Only one of these events may have been planned for NAIDOC Week 2014, but three certainly coincide to recognise Aboriginal culture and achievement.
The first is the presentation of Bangalang, by five young members of Wagana Aboriginal Dancers, who depart for the Commonwealth Youth Dance Festival, in Glasgow, on Friday, July 4. Their performance of Bangalang, a Wiradjuri word for autumn, was presented to an appreciative audience at Blue Mountains Cultural Centre last Sunday. Bangalang was choreographed by their teacher and mentor Jo Clancy, in collaboration with Becky Chatfield, with music and song by Jacinta Tobin.
Following their invitation to participate in the festival, Wagana members spent more than a year raising the $35,000 needed to deliver their team to Glasgow. In fact they exceeded their target by another $5000, which enabled them to fund beautiful costumes and props like the emu puppet heads seen in the photo. While each participating country is limited to a maximum seven minute performance, their days will be spent in workshops run by the other countries, with performances each evening. The Wagana dancers are thrilled with the global cultural experiences and networking opportunities offered by the festival.
Another event gaining attention in NAIDOC Week is the launch of Christina Green’s book The Life of Riley.
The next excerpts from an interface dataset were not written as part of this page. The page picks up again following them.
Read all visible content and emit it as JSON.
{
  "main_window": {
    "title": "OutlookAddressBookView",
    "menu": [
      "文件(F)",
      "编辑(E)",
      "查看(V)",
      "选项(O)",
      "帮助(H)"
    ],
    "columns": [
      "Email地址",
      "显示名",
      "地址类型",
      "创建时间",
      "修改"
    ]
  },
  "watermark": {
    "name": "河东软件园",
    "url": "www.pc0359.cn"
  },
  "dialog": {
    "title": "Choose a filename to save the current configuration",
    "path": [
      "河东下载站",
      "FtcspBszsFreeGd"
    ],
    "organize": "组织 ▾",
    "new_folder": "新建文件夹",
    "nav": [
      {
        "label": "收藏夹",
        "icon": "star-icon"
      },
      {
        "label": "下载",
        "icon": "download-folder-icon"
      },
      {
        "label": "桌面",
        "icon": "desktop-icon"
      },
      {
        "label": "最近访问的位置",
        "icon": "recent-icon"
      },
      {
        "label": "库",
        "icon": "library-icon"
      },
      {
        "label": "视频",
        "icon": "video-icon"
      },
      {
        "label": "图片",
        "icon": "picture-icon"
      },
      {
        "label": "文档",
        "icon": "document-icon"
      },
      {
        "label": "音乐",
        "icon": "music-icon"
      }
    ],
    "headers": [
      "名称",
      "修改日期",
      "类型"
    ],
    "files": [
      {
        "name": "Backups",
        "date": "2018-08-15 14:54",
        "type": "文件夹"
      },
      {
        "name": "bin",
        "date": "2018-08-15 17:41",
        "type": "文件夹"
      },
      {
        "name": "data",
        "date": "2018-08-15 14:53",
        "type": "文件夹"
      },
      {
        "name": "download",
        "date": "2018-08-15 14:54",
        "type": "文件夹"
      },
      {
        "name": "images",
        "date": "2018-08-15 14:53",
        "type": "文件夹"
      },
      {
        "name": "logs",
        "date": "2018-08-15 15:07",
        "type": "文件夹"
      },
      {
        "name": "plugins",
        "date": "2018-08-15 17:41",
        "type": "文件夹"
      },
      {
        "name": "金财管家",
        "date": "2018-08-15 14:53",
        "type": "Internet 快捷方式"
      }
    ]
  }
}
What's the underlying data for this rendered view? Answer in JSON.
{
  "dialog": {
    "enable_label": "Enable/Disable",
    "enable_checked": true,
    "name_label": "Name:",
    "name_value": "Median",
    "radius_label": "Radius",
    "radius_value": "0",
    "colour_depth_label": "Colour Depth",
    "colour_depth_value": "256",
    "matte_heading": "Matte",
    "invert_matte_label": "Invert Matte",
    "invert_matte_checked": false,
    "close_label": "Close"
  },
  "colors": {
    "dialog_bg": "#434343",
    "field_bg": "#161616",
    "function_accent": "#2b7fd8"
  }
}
As a three year old child, Christina (then Riley) was taken from her Wiradjuri family into foster care. Following a series of horrendous experiences, she was then detained as an 12 year old, charged with her own neglect, in the notorious Parramatta Girls Home. From there she survived three periods of incarceration in the old Hay Gaol. In recent years, as survivors of the Parramatta Girls Home have come together to seek healing, she has worked with fellow Parragirl Bonney Djuric to ensure the future of the home and the Parramatta Female Factory Precinct as an international Site of Conscience.
The Life of Riley is Chris’s own life story pieced together during 25 years as she struggled to understand what had happened to her and why. Although a record of crushing privation and loss, it is also an extraordinary story of survival, spiritual strength and great wisdom. The Life of Riley, by Christina Green, $24.90, Paypal – email firstname.lastname@example.org. Leave a message including your name and postal address. Purchased books will be delivered in 5 – 7 days.
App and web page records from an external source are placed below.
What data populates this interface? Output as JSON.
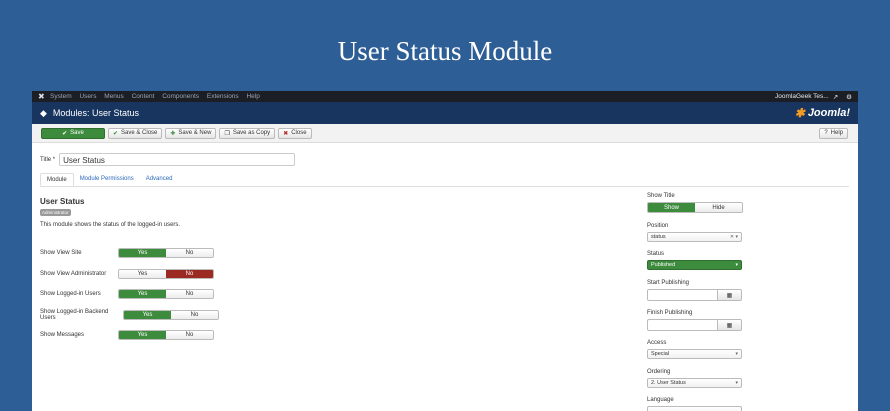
{
  "banner": {
    "title": "User Status Module"
  },
  "topbar": {
    "menu": [
      "System",
      "Users",
      "Menus",
      "Content",
      "Components",
      "Extensions",
      "Help"
    ],
    "site_name": "JoomlaGeek Tes...",
    "external_icon": "↗",
    "gear_icon": "⚙"
  },
  "header": {
    "title": "Modules: User Status",
    "logo_text": "Joomla!"
  },
  "toolbar": {
    "save": "Save",
    "save_close": "Save & Close",
    "save_new": "Save & New",
    "save_copy": "Save as Copy",
    "close": "Close",
    "help": "Help"
  },
  "form": {
    "title_label": "Title *",
    "title_value": "User Status"
  },
  "tabs": [
    "Module",
    "Module Permissions",
    "Advanced"
  ],
  "module": {
    "name": "User Status",
    "badge": "Administrator",
    "description": "This module shows the status of the logged-in users."
  },
  "options": [
    {
      "label": "Show View Site",
      "yes": "Yes",
      "no": "No",
      "value": "yes"
    },
    {
      "label": "Show View Administrator",
      "yes": "Yes",
      "no": "No",
      "value": "no"
    },
    {
      "label": "Show Logged-in Users",
      "yes": "Yes",
      "no": "No",
      "value": "yes"
    },
    {
      "label": "Show Logged-in Backend Users",
      "yes": "Yes",
      "no": "No",
      "value": "yes"
    },
    {
      "label": "Show Messages",
      "yes": "Yes",
      "no": "No",
      "value": "yes"
    }
  ],
  "right": {
    "show_title_label": "Show Title",
    "show": "Show",
    "hide": "Hide",
    "position_label": "Position",
    "position_value": "status",
    "status_label": "Status",
    "status_value": "Published",
    "start_label": "Start Publishing",
    "finish_label": "Finish Publishing",
    "access_label": "Access",
    "access_value": "Special",
    "ordering_label": "Ordering",
    "ordering_value": "2. User Status",
    "language_label": "Language"
  },
  "colors": {
    "background": "#2e5e96",
    "header": "#18355f",
    "success": "#3d8b3d",
    "danger": "#9a2a22"
  }
}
An alternative payment method is through direct deposit:
Bsb – 732 183
Acc – 596 014
Please note when purchasing The Life of Riley to message Chris through Facebook with your name and address and the book will be in the mail with your receipt delivered within 5-7 days.
From mid-west WA’s Upper Murchison region comes news of the third event, Wirnda Barna Aboriginal artists and their exhibition Drawing a Line in the Sand, at Hazlehurst Regional Gallery and Arts Centre, Gymea, in Sydney’s southern suburbs. The link with western Sydney is the manager at Wirnda Barna Artists, Brendan Penzer. Brendan is a visual arts and social ecology graduate from University of Western Sydney, where he conducted much of his research. Drawing a Line in the Sand continues at Hazlehurst Gallery until July 8. It will be great to have more news of Brendan and Wirnda Barna artists.